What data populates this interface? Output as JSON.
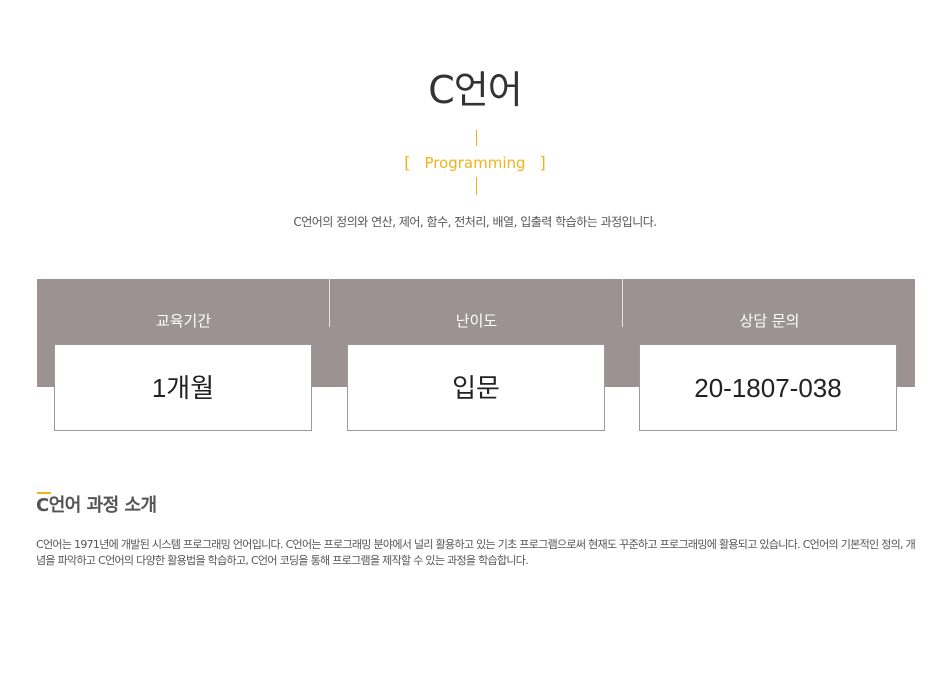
{
  "header": {
    "title": "C언어",
    "bracket_open": "[",
    "subtitle": "Programming",
    "bracket_close": "]",
    "description": "C언어의 정의와 연산, 제어, 함수, 전처리, 배열, 입출력 학습하는 과정입니다."
  },
  "info": [
    {
      "label": "교육기간",
      "value": "1개월"
    },
    {
      "label": "난이도",
      "value": "입문"
    },
    {
      "label": "상담 문의",
      "value": "20-1807-038"
    }
  ],
  "intro": {
    "title": "C언어 과정 소개",
    "body": "C언어는 1971년에 개발된 시스템 프로그래밍 언어입니다. C언어는 프로그래밍 분야에서 널리 활용하고 있는 기초 프로그램으로써 현재도 꾸준하고 프로그래밍에 활용되고 있습니다. C언어의 기본적인 정의, 개념을 파악하고 C언어의 다양한 활용법을 학습하고, C언어 코딩을 통해 프로그램을 제작할 수 있는 과정을 학습합니다."
  },
  "colors": {
    "accent": "#f0b31a",
    "band": "#9c9291"
  }
}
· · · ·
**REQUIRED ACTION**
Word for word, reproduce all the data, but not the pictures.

**WORKED SOLUTION**
What data populates this interface? Output as JSON.
{
  "header": {
    "title": "C언어",
    "bracket_open": "[",
    "subtitle": "Programming",
    "bracket_close": "]",
    "description": "C언어의 정의와 연산, 제어, 함수, 전처리, 배열, 입출력 학습하는 과정입니다."
  },
  "info": [
    {
      "label": "교육기간",
      "value": "1개월"
    },
    {
      "label": "난이도",
      "value": "입문"
    },
    {
      "label": "상담 문의",
      "value": "20-1807-038"
    }
  ],
  "intro": {
    "title": "C언어 과정 소개",
    "body": "C언어는 1971년에 개발된 시스템 프로그래밍 언어입니다. C언어는 프로그래밍 분야에서 널리 활용하고 있는 기초 프로그램으로써 현재도 꾸준하고 프로그래밍에 활용되고 있습니다. C언어의 기본적인 정의, 개념을 파악하고 C언어의 다양한 활용법을 학습하고, C언어 코딩을 통해 프로그램을 제작할 수 있는 과정을 학습합니다."
  },
  "colors": {
    "accent": "#f0b31a",
    "band": "#9c9291"
  }
}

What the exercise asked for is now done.